“Our society doesn’t prepare us for failure and that is wrong.” – Kwame Sarpong Asiedu
My first decade was uneventful but one thing was drummed in, you cannot fail. So right from the start, I was primed to be competitive. At the end of that decade, I took my Common Entrance Examination and ended up in Adisadel College a choice I couldn’t fail at.
My second decade saw me mostly in Cape Coast where I took my Ordinary Level with one option only “Adisco or suicide” as we used to say. Since death wasn’t an option, I returned to “The Hill” for my final two years.
This decade saw my first confrontation with failure if I could call it that. My A’ Level results were withheld, a situation I wasn’t prepared for. My initial response was horror, then disgust and finally apprehension. Fighting through and confronting WAEC, I eventually got my results but not after I had lost a year through litigation.
Thus, I entered my second decade in 1992 jaded and mistrusting of officialdom at a time when Ghana was entering democracy. University beckoned and that came with confrontation. There was a disconnect between what my family aspired for me and what my ambitions drove me to. This confrontation made me reject Medicine for Pharmacy.
Enter my third decade. That was my first confrontation with real failure. My first relationship failed whilst midway through my undergraduate education. This crushed me and made me realise I was never prepared for failure. Truth is, our society doesn’t prepare us for failure and that is wrong.
Towards the end of my third decade, I had failed repeatedly, mostly in relationships and social aspects. Yes, academically and professionally I was still flying. I had qualified as a Pharmacist and was a Lecturer at the Faculty of Pharmacy, Kwame Nkrumah University of Science and Technology by age 27.
My third decade again came with its own spectacular failures. Everything simply failed. However, it proved to be my learning curve.
This was when I began to learn the value of failing. I began to learn what the phrase “batten down the hatches” meant. I had to learn to accept failure and use that as a fulcrum to rebuild. By my fortieth birthday which I never celebrated, I knew my scares were going to be the genesis of my rebirth.
Ten years from that day, I don’t know where the time has gone. In the last ten years, I have failed more than I wish I had. On this day as I turn 50, I am more proud of how often I have failed and my scares than the little success, I may have achieved.
Bring on the next 50-years, I will fail more but in doing so, my failure will become my library for giving back to society. The key is to fail, learn and improve quickly. I may have turned 50 today and that’s great but my focus is on telling my failure stories so others can learn from my missed steps.
For all who have reveled and pleasured in the fact that I can fail and felt that will epitomise me, thanks but no thanks. You made me stronger because you made me learn that failure ain’t the determinant of a human’s destiny. In your small way, you have helped me get this far.
As I enter my sixth decade, I can only say, I appreciate you all. Thanks for being part of this journey…
Days, after my appointment was confirmed as a lecturer in the Department of Pharmaceutical Chemistry at KNUST, I had a close shave with death.
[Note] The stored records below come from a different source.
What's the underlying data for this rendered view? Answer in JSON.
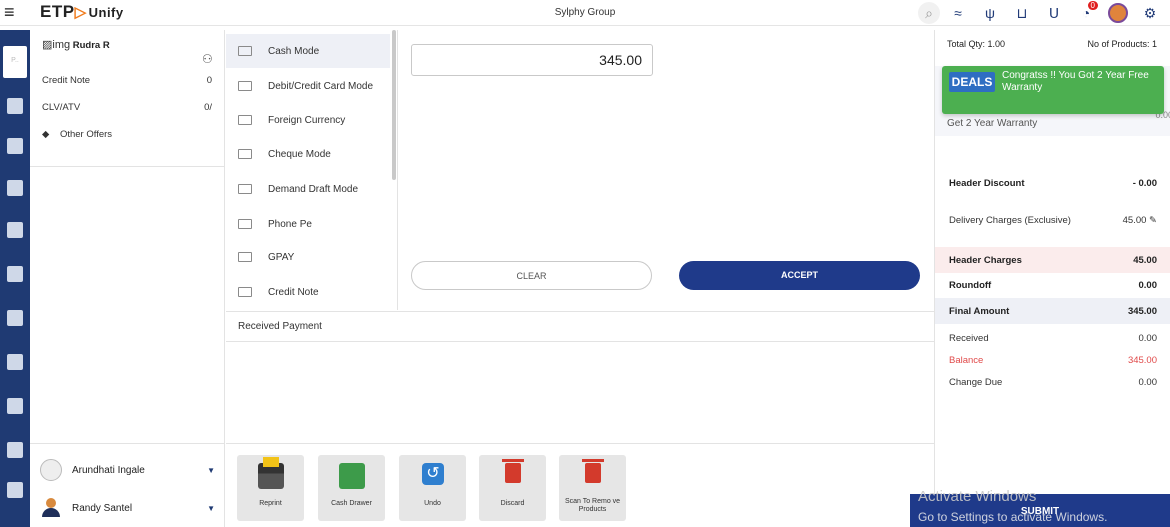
{
  "header": {
    "brand": "ETP",
    "brand_suffix": "Unify",
    "company": "Sylphy Group",
    "notification_count": "0"
  },
  "icons": {
    "menu": "hamburger-icon",
    "search": "search-icon",
    "bell": "bell-icon",
    "settings": "gear-icon"
  },
  "customer": {
    "name": "Rudra R",
    "credit_note_label": "Credit Note",
    "credit_note_value": "0",
    "clv_label": "CLV/ATV",
    "clv_value": "0/",
    "offers_label": "Other Offers"
  },
  "salespersons": [
    {
      "name": "Arundhati Ingale"
    },
    {
      "name": "Randy Santel"
    }
  ],
  "payment_modes": [
    {
      "label": "Cash Mode"
    },
    {
      "label": "Debit/Credit Card Mode"
    },
    {
      "label": "Foreign Currency"
    },
    {
      "label": "Cheque Mode"
    },
    {
      "label": "Demand Draft Mode"
    },
    {
      "label": "Phone Pe"
    },
    {
      "label": "GPAY"
    },
    {
      "label": "Credit Note"
    }
  ],
  "entry": {
    "amount": "345.00",
    "clear_label": "CLEAR",
    "accept_label": "ACCEPT"
  },
  "received_title": "Received Payment",
  "actions": [
    {
      "label": "Reprint"
    },
    {
      "label": "Cash Drawer"
    },
    {
      "label": "Undo"
    },
    {
      "label": "Discard"
    },
    {
      "label": "Scan To Remo ve Products"
    }
  ],
  "summary": {
    "total_qty": "Total Qty: 1.00",
    "no_products": "No of Products: 1",
    "toast": "Congratss !! You Got 2 Year Free Warranty",
    "deal_badge": "DEALS",
    "warranty_label": "Get 2 Year Warranty",
    "warranty_value": "0.00",
    "header_discount_label": "Header Discount",
    "header_discount_value": "- 0.00",
    "delivery_label": "Delivery Charges (Exclusive)",
    "delivery_value": "45.00",
    "header_charges_label": "Header Charges",
    "header_charges_value": "45.00",
    "roundoff_label": "Roundoff",
    "roundoff_value": "0.00",
    "final_label": "Final Amount",
    "final_value": "345.00",
    "received_label": "Received",
    "received_value": "0.00",
    "balance_label": "Balance",
    "balance_value": "345.00",
    "change_label": "Change Due",
    "change_value": "0.00",
    "submit_label": "SUBMIT"
  },
  "watermark": {
    "line1": "Activate Windows",
    "line2": "Go to Settings to activate Windows."
  }
}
I was driving from St Michael’s Hospital Pramso where I lived with my brother Menronz to Kumasi. We were using separate cars which wasn’t the norm.
Just as we approached Pramso, it started to rain heavily making the driving conditions horrendous. This required careful defensive driving. Just as I approached the brow of a hill around Abidjan Nkwanta, I saw to my horror a motorbike at a top speed overtaking a convoy of vehicles and approaching me head-on.
I had no time to react and even if I did my choices were grime. It was either I swerved into the convoy or went off the road into a ditch. Both choices were a recipe for disaster. Suddenly, everything went into slow motion as the biker lost control, climbed my bonnet, smashed my windshield and somersaulted. How I managed to avoid the convoy with airbags inflated, I still don’t know.
When my vehicle came to a halt, the health professional in me said I should go to the aid of the biker though I had injured myself and was bleeding. Fortunately, I didn’t have to as the convoy was that of the Ashanti Regional Minister and DCE from Bosomtwie returning from a funeral. They reassured me and took over the responsibility of providing first aid for us. Ironically, my mother who was then Director of Education for the District was in that convoy too.
My car was wrecked and the extent of my injuries was unknown. We were both rushed to St Michael’s Hospital where the biker later died. I was struck with grief for a person who hours ago had recklessly tried to end my life. At no point did I feel bitterness towards him or the losses I had incurred.
Looking back I learnt two things
1. A human can fail even when they are trying their best to stay safe. It is not in our gift to always predict failure.
2. In life even when you have the right of way, you should have your defences up so should failure come, you stand a better chance at restarting.
This is one of the useful lessons my decade of failure taught me, the art and craft of failing forward whilst still remaining human.